However, the cons just overtake the pros on this one – let’s dive in deep. Firstly, for being the namesake of this story, The Maidens get so little recognition when considering the entirety of the story. The secretive, all female group isn’t even introduced until some 100 pages in. I would have loved to learn more about the group: the selection process to join, the weekly meetings, even about each individual girl. What I wanted was a third person perspective on the daily/weekly meetings because I have to imagine the girls and their overseer, Professor Edward Fosca, were trying to solve the mystery and identify the murderer just as much as any other character in the book. For me, this was the huge missed opportunity.
Similarly, the actual depictions of the deaths were rather underwhelming. There are multiple murders that take place throughout this story and in all cases, the reader finds out about them as the main character does, which is fine, but again, what a missed opportunity to include more suspenseful moments. I wish Michaelides would have actually taken us through each murder, the preparation, planning, and how the murderer lured their victims, because I for one, can’t rationalize how any of these smart, intelligent woman got whacked off.
Overall, it just didn’t live up to my expectations. It seems obvious to me this book was rushed given the extreme success of TSP following its release in 2019. I wish it was 200 pages longer. For now, I guess Ill just use my imagine to fill in the gaps. Shout out to Celadon and their partnership with US bookstagrammers and Free Little Library, I had fun finding an ARC copy in Ann Arbor which I’ll cherish forever.
Author: Mateo Askaripour
Publication Date: January 2021
Method: audiobook borrowed from TPL
Every review I read on Goodreads or bookstagram keeps reminding this is satire. This story is told in satire. And still, I’m so uncomfortable. But that’s the point right? As a cis gendered white woman, this story about race, poverty, and exploitation of young black professionals in corporate American was written to make me uncomfortable. And yes it did.
The audiobook was incredible and definitely elevated this reading experience, I don’t think it would have been as impactful. Narrator Zeno Robinson gave this his all, and impeccable performance. There were moments when I was truly frightened as the dialogue turned from conversation to full out shouting and screaming matches, and damn, Zeno did not hold back. His rage, the character’s rage, was palpable.

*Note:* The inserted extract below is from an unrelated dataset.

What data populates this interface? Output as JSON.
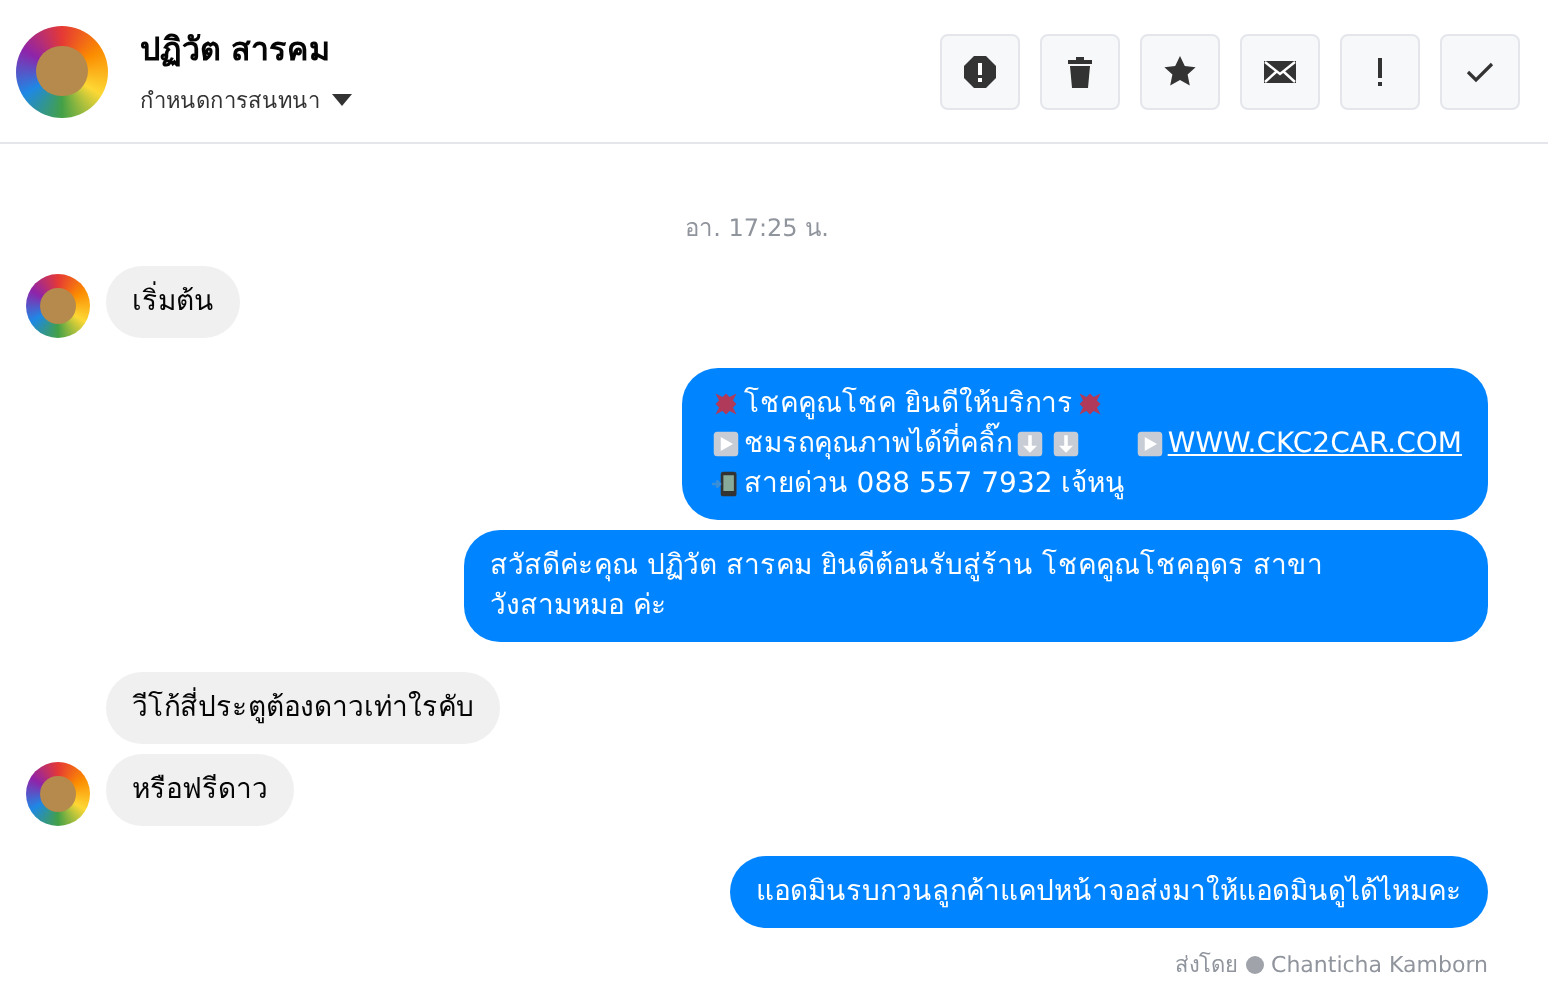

Black Buck was shocking, eye opening, and cringe worthy (my God, ever time the r word was dropped I winced). Very difficult to listen to at times, honestly considered DNF’ing at 21%, but I’m glad to have finished. I wouldn’t say I enjoyed the story, but I don’t get the sense Askaripour set out to write an enjoyable, feel-good story.
What’s up next on my TBR
Until tomorrow, Meryn